Cervical cancer: Knowledge of Risk Factors and Practice of Preventive Measures among Female Primary School Teachers in Urban Anambra State, NigeriaProsper Obunikem Adogu, Ifeoma Anne Njelita, Uzoamaka Carol Chimah, Christian Ibeh, Echendu Adinma, Amobi Ilika.
Aim / Background: Cervical cancer is one of the most common forms of cancer among women worldwide. This study was aimed at establishing baseline knowledge of cervical cancer risk factors and practice of its preventive measures among female primary school teachers in urban Anambra State, Nigeria.
Methods: A descriptive cross-sectional study in which data on knowledge and practice variables were collected from 250 female school teachers aged 18 to 65 years, using self-administered questionnaires. Same was analysed and data presented in frequency tables.

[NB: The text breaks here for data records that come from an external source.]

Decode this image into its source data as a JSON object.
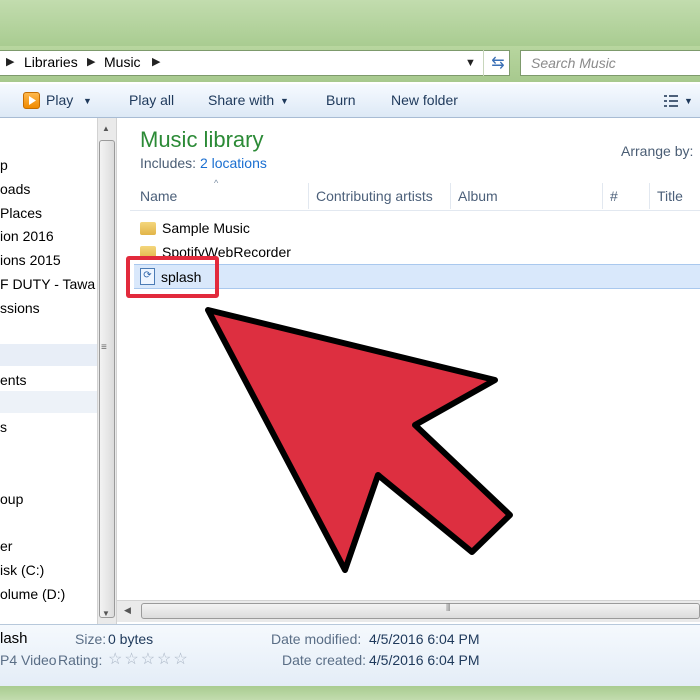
{
  "address": {
    "crumbs": [
      "Libraries",
      "Music"
    ],
    "search_placeholder": "Search Music"
  },
  "toolbar": {
    "play_label": "Play",
    "play_all_label": "Play all",
    "share_with_label": "Share with",
    "burn_label": "Burn",
    "new_folder_label": "New folder"
  },
  "sidebar": {
    "items": [
      "p",
      "oads",
      "Places",
      "ion 2016",
      "ions 2015",
      "F DUTY - Tawa",
      "ssions",
      "ents",
      "s",
      "oup",
      "er",
      "isk (C:)",
      "olume (D:)"
    ]
  },
  "library": {
    "title": "Music library",
    "includes_label": "Includes:",
    "locations_link": "2 locations",
    "arrange_label": "Arrange by:"
  },
  "columns": [
    "Name",
    "Contributing artists",
    "Album",
    "#",
    "Title"
  ],
  "files": [
    {
      "name": "Sample Music",
      "type": "folder"
    },
    {
      "name": "SpotifyWebRecorder",
      "type": "folder"
    },
    {
      "name": "splash",
      "type": "video",
      "selected": true
    }
  ],
  "details": {
    "name": "lash",
    "type": "P4 Video",
    "size_label": "Size:",
    "size_value": "0 bytes",
    "rating_label": "Rating:",
    "rating_stars": "☆☆☆☆☆",
    "modified_label": "Date modified:",
    "modified_value": "4/5/2016 6:04 PM",
    "created_label": "Date created:",
    "created_value": "4/5/2016 6:04 PM"
  },
  "colors": {
    "highlight_red": "#e22a3c",
    "arrow_red": "#dd2f40",
    "library_green": "#2b8a36"
  },
  "icons": [
    "play-icon",
    "views-icon",
    "refresh-icon",
    "folder-icon",
    "video-file-icon",
    "red-arrow-annotation"
  ]
}
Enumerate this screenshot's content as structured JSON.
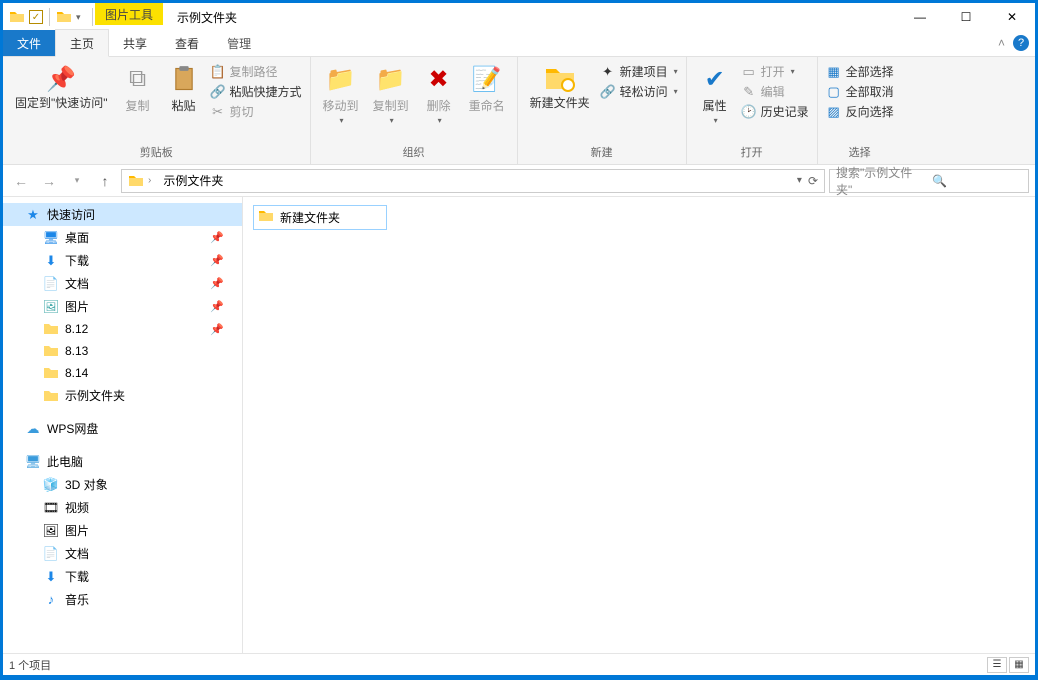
{
  "titlebar": {
    "tools_tab": "图片工具",
    "title": "示例文件夹"
  },
  "tabs": {
    "file": "文件",
    "home": "主页",
    "share": "共享",
    "view": "查看",
    "manage": "管理"
  },
  "ribbon": {
    "clipboard": {
      "pin": "固定到\"快速访问\"",
      "copy": "复制",
      "paste": "粘贴",
      "copy_path": "复制路径",
      "paste_shortcut": "粘贴快捷方式",
      "cut": "剪切",
      "group": "剪贴板"
    },
    "organize": {
      "move_to": "移动到",
      "copy_to": "复制到",
      "delete": "删除",
      "rename": "重命名",
      "group": "组织"
    },
    "new": {
      "new_folder": "新建文件夹",
      "new_item": "新建项目",
      "easy_access": "轻松访问",
      "group": "新建"
    },
    "open": {
      "properties": "属性",
      "open": "打开",
      "edit": "编辑",
      "history": "历史记录",
      "group": "打开"
    },
    "select": {
      "select_all": "全部选择",
      "select_none": "全部取消",
      "invert": "反向选择",
      "group": "选择"
    }
  },
  "address": {
    "crumb": "示例文件夹",
    "search_placeholder": "搜索\"示例文件夹\""
  },
  "nav": {
    "quick_access": "快速访问",
    "desktop": "桌面",
    "downloads": "下载",
    "documents": "文档",
    "pictures": "图片",
    "f_812": "8.12",
    "f_813": "8.13",
    "f_814": "8.14",
    "sample": "示例文件夹",
    "wps": "WPS网盘",
    "this_pc": "此电脑",
    "objects_3d": "3D 对象",
    "videos": "视频",
    "pictures2": "图片",
    "documents2": "文档",
    "downloads2": "下载",
    "music": "音乐"
  },
  "content": {
    "item0": "新建文件夹"
  },
  "status": {
    "count": "1 个项目"
  }
}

Result: Only 15(6.4%) of the respondents felt they were at risk of cervical cancer even as 149(59.6%) had no idea of any symptom of cervical cancer; and none knew early stages of the disease could present with no symptoms. Moreover, 137(58.3%) knew no risk factor for cervical cancer while a smaller proportion knew HPV infection 20(8.5%) and cigarette smoking 23(9.8%) as risk factors. Only 1(0.4%) respondent had ever had a cervical screening as over 75% of respondents reported not knowing about the screening test as their main reason for not doing the test. About 23% of respondents would recommend cervical screening to another woman.
Conclusion: This study has shown very poor knowledge of cervical cancer and its risk factors; and even a poorer practice of cervical cancer screening among the respondents. Female teachers must be well informed about this disease in order for them to give the right information to their students. Therefore, in both formal and informal settings, regular and sustained health education on cervical cancer should be directed at this group.
Cervical cancer, Knowledge, Risk factors, Practice, Preventive measures